◆ **What is being asked**
If a line of the records contains the string "chevron", copy it out.

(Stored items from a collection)
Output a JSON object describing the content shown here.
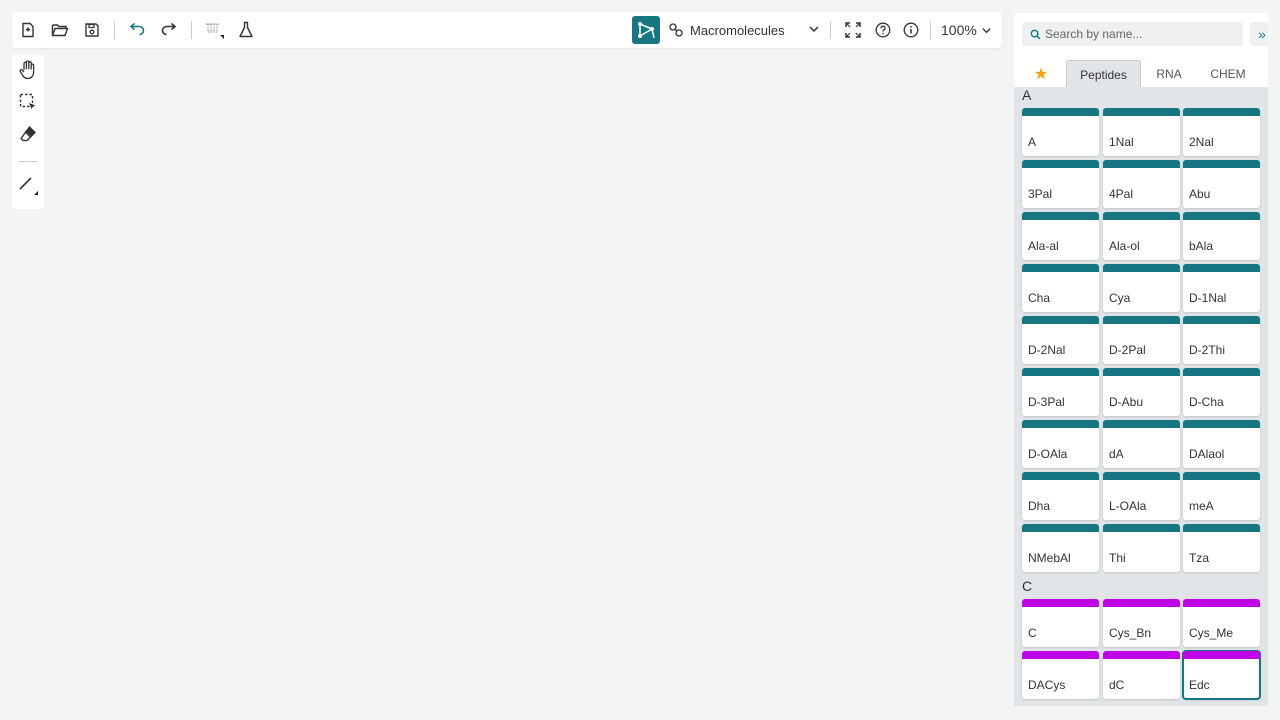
{
  "toolbar": {
    "mode_label": "Macromolecules",
    "zoom_label": "100%"
  },
  "icons": [
    "new-file-icon",
    "open-icon",
    "save-icon",
    "undo-icon",
    "redo-icon",
    "attach-icon",
    "chemistry-icon",
    "macromolecules-mode-icon",
    "chevron-down-icon",
    "fullscreen-icon",
    "help-icon",
    "info-icon",
    "hand-icon",
    "select-rect-icon",
    "eraser-icon",
    "bond-single-icon",
    "search-icon",
    "double-chevron-right-icon",
    "star-icon"
  ],
  "colors": {
    "accent": "#167782",
    "peptide_bar": "#167782",
    "cysteine_bar": "#bf04e5",
    "favorite_star": "#f0a30a"
  },
  "panel": {
    "search_placeholder": "Search by name...",
    "collapse_label": "»",
    "tabs": [
      {
        "label": "★"
      },
      {
        "label": "Peptides"
      },
      {
        "label": "RNA"
      },
      {
        "label": "CHEM"
      }
    ],
    "active_tab": "Peptides",
    "groups": [
      {
        "letter": "A",
        "items": [
          {
            "name": "A"
          },
          {
            "name": "1Nal"
          },
          {
            "name": "2Nal"
          },
          {
            "name": "3Pal"
          },
          {
            "name": "4Pal"
          },
          {
            "name": "Abu"
          },
          {
            "name": "Ala-al"
          },
          {
            "name": "Ala-ol"
          },
          {
            "name": "bAla"
          },
          {
            "name": "Cha"
          },
          {
            "name": "Cya"
          },
          {
            "name": "D-1Nal"
          },
          {
            "name": "D-2Nal"
          },
          {
            "name": "D-2Pal"
          },
          {
            "name": "D-2Thi"
          },
          {
            "name": "D-3Pal"
          },
          {
            "name": "D-Abu"
          },
          {
            "name": "D-Cha"
          },
          {
            "name": "D-OAla"
          },
          {
            "name": "dA"
          },
          {
            "name": "DAlaol"
          },
          {
            "name": "Dha"
          },
          {
            "name": "L-OAla"
          },
          {
            "name": "meA"
          },
          {
            "name": "NMebAl"
          },
          {
            "name": "Thi"
          },
          {
            "name": "Tza"
          }
        ]
      },
      {
        "letter": "C",
        "items": [
          {
            "name": "C"
          },
          {
            "name": "Cys_Bn"
          },
          {
            "name": "Cys_Me"
          },
          {
            "name": "DACys"
          },
          {
            "name": "dC"
          },
          {
            "name": "Edc",
            "selected": true
          }
        ]
      }
    ]
  }
}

◆ **Response to this exercise**
    "chevron-down-icon",
    "double-chevron-right-icon",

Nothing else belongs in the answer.